◆ What the task requires: Go through the records and set each one down exactly, skipping any picture.

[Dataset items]
────────────────

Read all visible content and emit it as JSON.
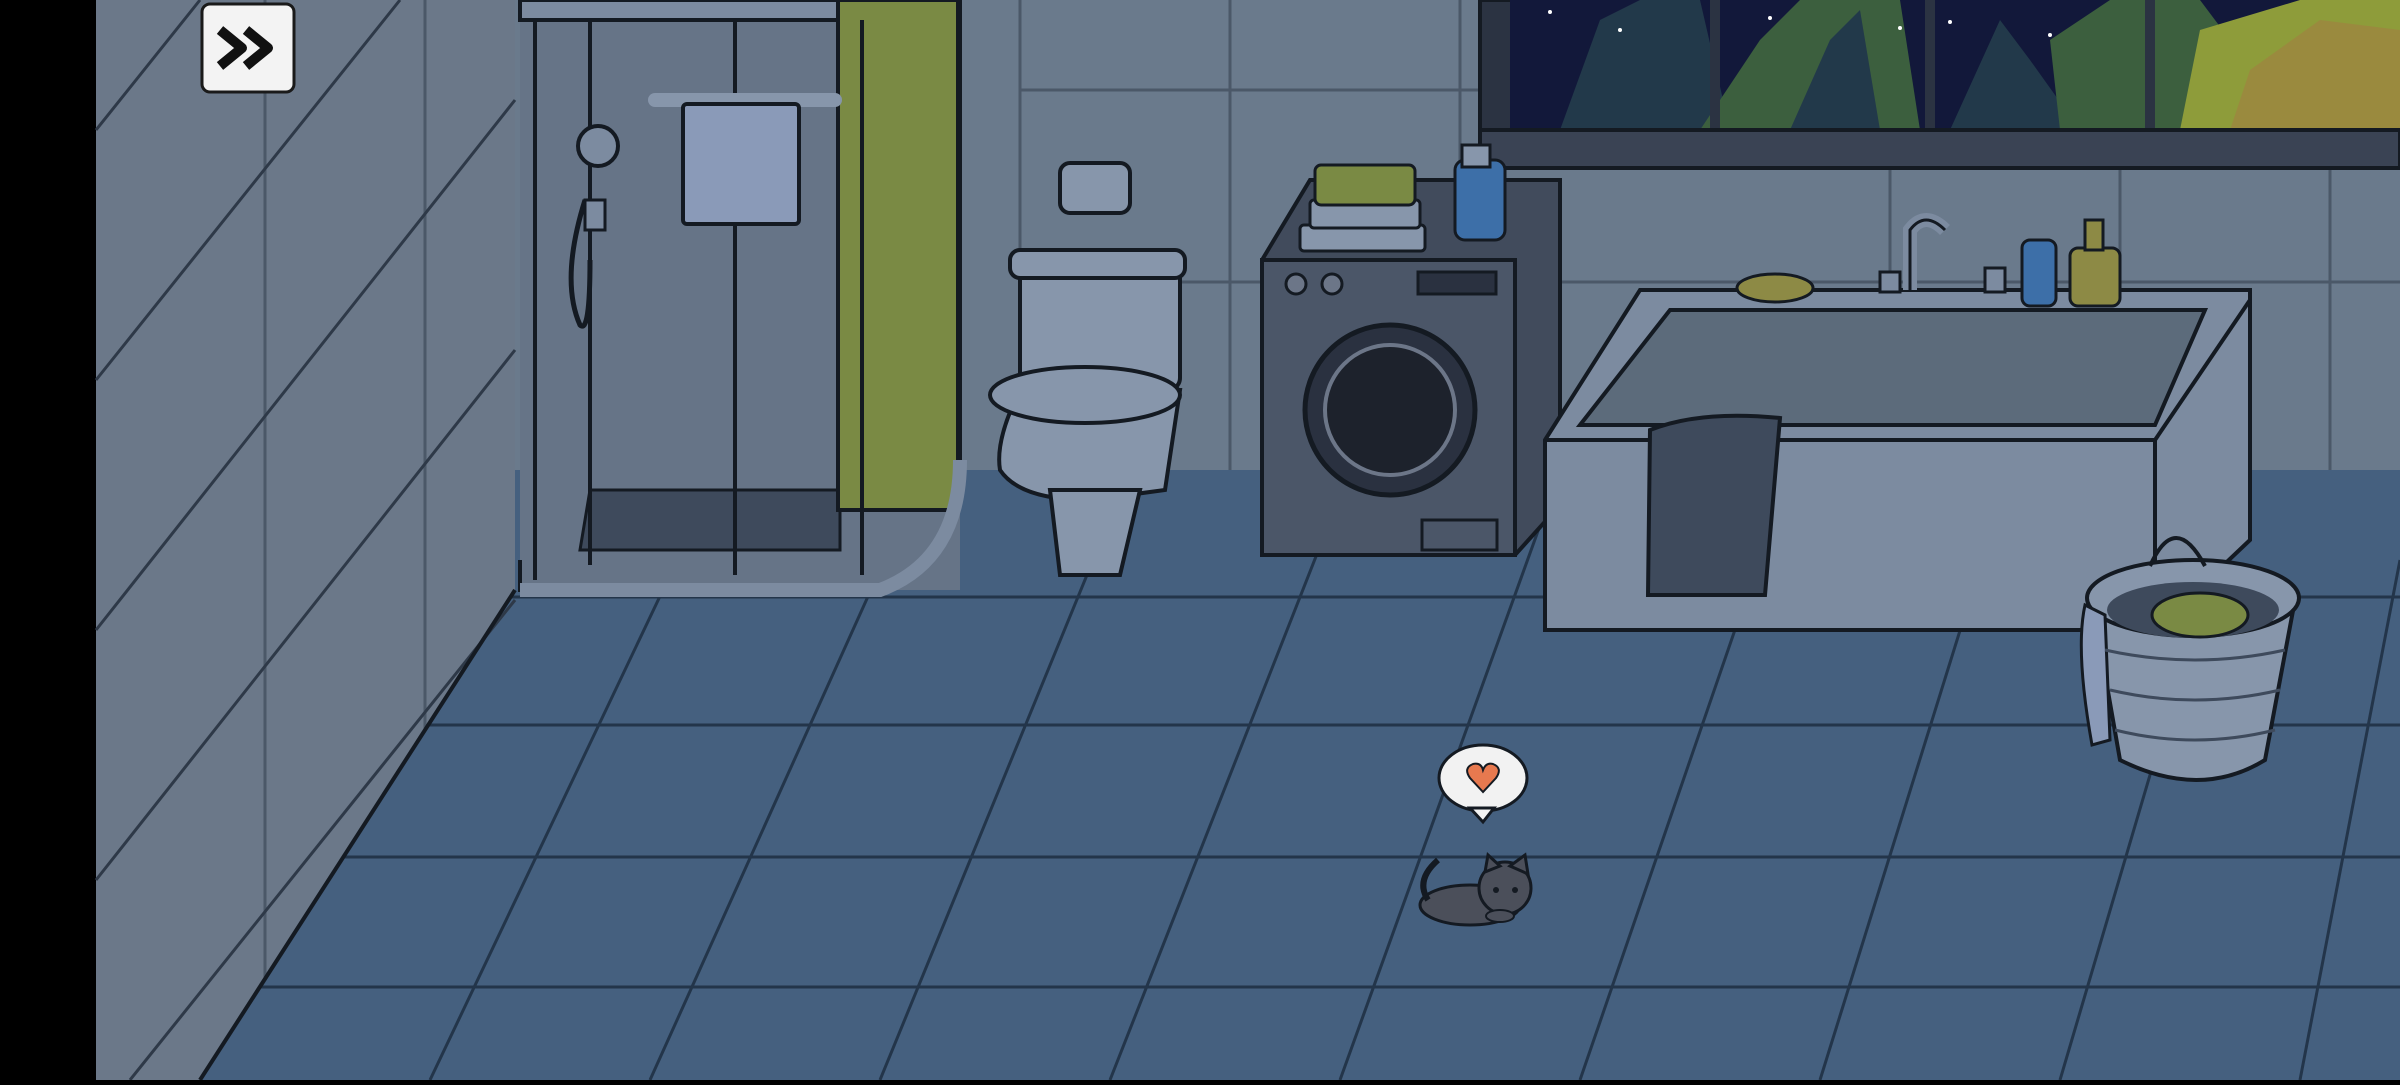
{
  "scene": {
    "name": "bathroom-night",
    "colors": {
      "frame": "#000000",
      "wall_left": "#6b7889",
      "wall_back": "#6a7a8c",
      "grout": "#4b5868",
      "floor": "#45607f",
      "floor_lines": "#23354a",
      "outline": "#141a22",
      "fixture": "#7c8ba0",
      "fixture_light": "#8796ab",
      "tub_inside": "#5c6b7b",
      "curtain": "#7a8a44",
      "towel": "#8a9ab8",
      "dark_towel": "#3e4a5c",
      "machine": "#414b5c",
      "sky": "#12183a",
      "tree_dark": "#22394a",
      "tree_green": "#3c5f3e",
      "tree_light": "#8e9c3a",
      "bottle_blue": "#3d6fa8",
      "bottle_yellow": "#8d8a45",
      "heart": "#e7794f",
      "bubble": "#f2f2f2",
      "cat": "#4b4f5a"
    }
  },
  "controls": {
    "skip": {
      "icon": "fast-forward-icon"
    }
  },
  "cat": {
    "emote": "heart-icon"
  }
}
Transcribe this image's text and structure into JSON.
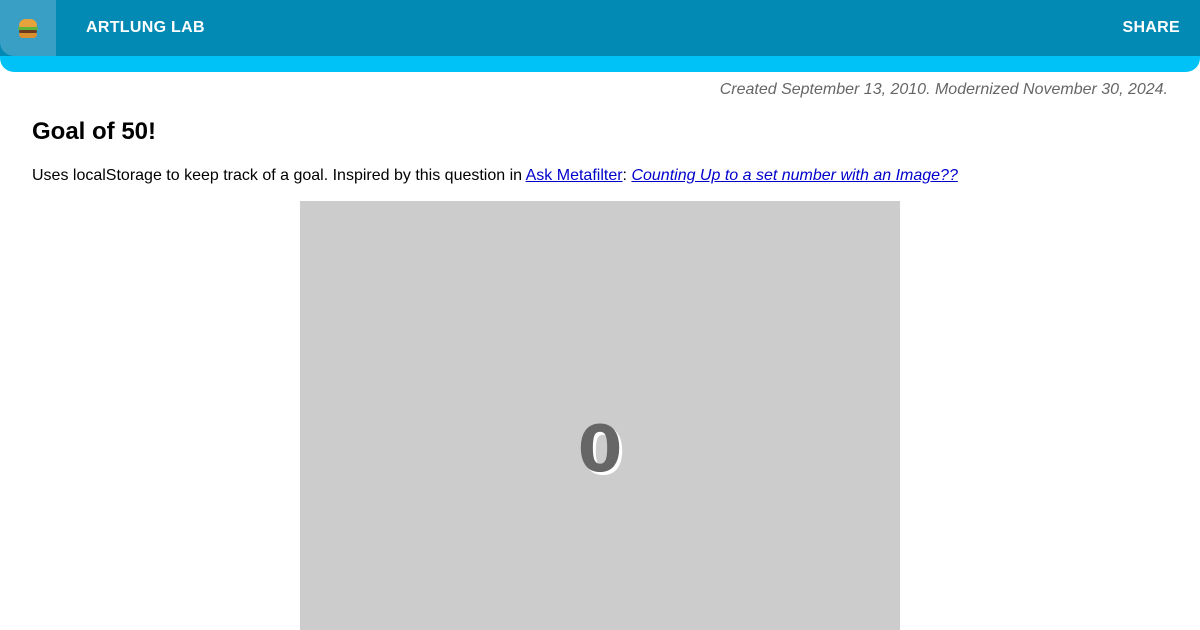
{
  "header": {
    "menu_icon": "hamburger-icon",
    "site_title": "ARTLUNG LAB",
    "share_label": "SHARE",
    "colors": {
      "bar": "#0289b4",
      "accent_strip": "#00c2f7",
      "menu_button": "#3a9fc4"
    }
  },
  "meta": {
    "dates": "Created September 13, 2010. Modernized November 30, 2024."
  },
  "main": {
    "title": "Goal of 50!",
    "intro_text": "Uses localStorage to keep track of a goal. Inspired by this question in ",
    "link_site_label": "Ask Metafilter",
    "separator": ": ",
    "link_question_label": "Counting Up to a set number with an Image??",
    "counter_value": "0",
    "goal_box_color": "#cccccc"
  }
}
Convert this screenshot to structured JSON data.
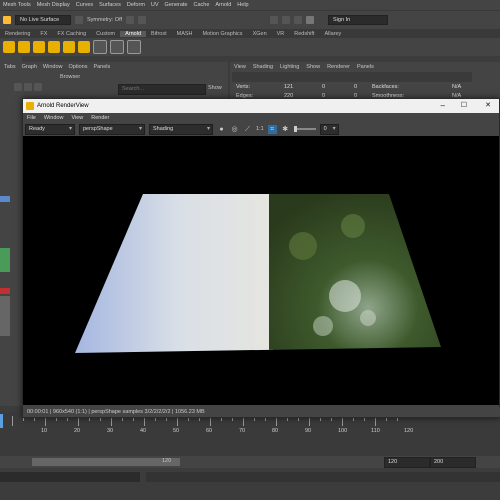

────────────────

◆ Task result:
Read all visible content and emit it as JSON.
{
  "scene": {
    "name": "bathroom-night",
    "colors": {
      "frame": "#000000",
      "wall_left": "#6b7889",
      "wall_back": "#6a7a8c",
      "grout": "#4b5868",
      "floor": "#45607f",
      "floor_lines": "#23354a",
      "outline": "#141a22",
      "fixture": "#7c8ba0",
      "fixture_light": "#8796ab",
      "tub_inside": "#5c6b7b",
      "curtain": "#7a8a44",
      "towel": "#8a9ab8",
      "dark_towel": "#3e4a5c",
      "machine": "#414b5c",
      "sky": "#12183a",
      "tree_dark": "#22394a",
      "tree_green": "#3c5f3e",
      "tree_light": "#8e9c3a",
      "bottle_blue": "#3d6fa8",
      "bottle_yellow": "#8d8a45",
      "heart": "#e7794f",
      "bubble": "#f2f2f2",
      "cat": "#4b4f5a"
    }
  },
  "controls": {
    "skip": {
      "icon": "fast-forward-icon"
    }
  },
  "cat": {
    "emote": "heart-icon"
  }
}
Transcribe this image's text and structure into JSON.
{
  "header": {
    "menu_icon": "hamburger-icon",
    "site_title": "ARTLUNG LAB",
    "share_label": "SHARE",
    "colors": {
      "bar": "#0289b4",
      "accent_strip": "#00c2f7",
      "menu_button": "#3a9fc4"
    }
  },
  "meta": {
    "dates": "Created September 13, 2010. Modernized November 30, 2024."
  },
  "main": {
    "title": "Goal of 50!",
    "intro_text": "Uses localStorage to keep track of a goal. Inspired by this question in ",
    "link_site_label": "Ask Metafilter",
    "separator": ": ",
    "link_question_label": "Counting Up to a set number with an Image??",
    "counter_value": "0",
    "goal_box_color": "#cccccc"
  }
}
Convert this screenshot to structured JSON data.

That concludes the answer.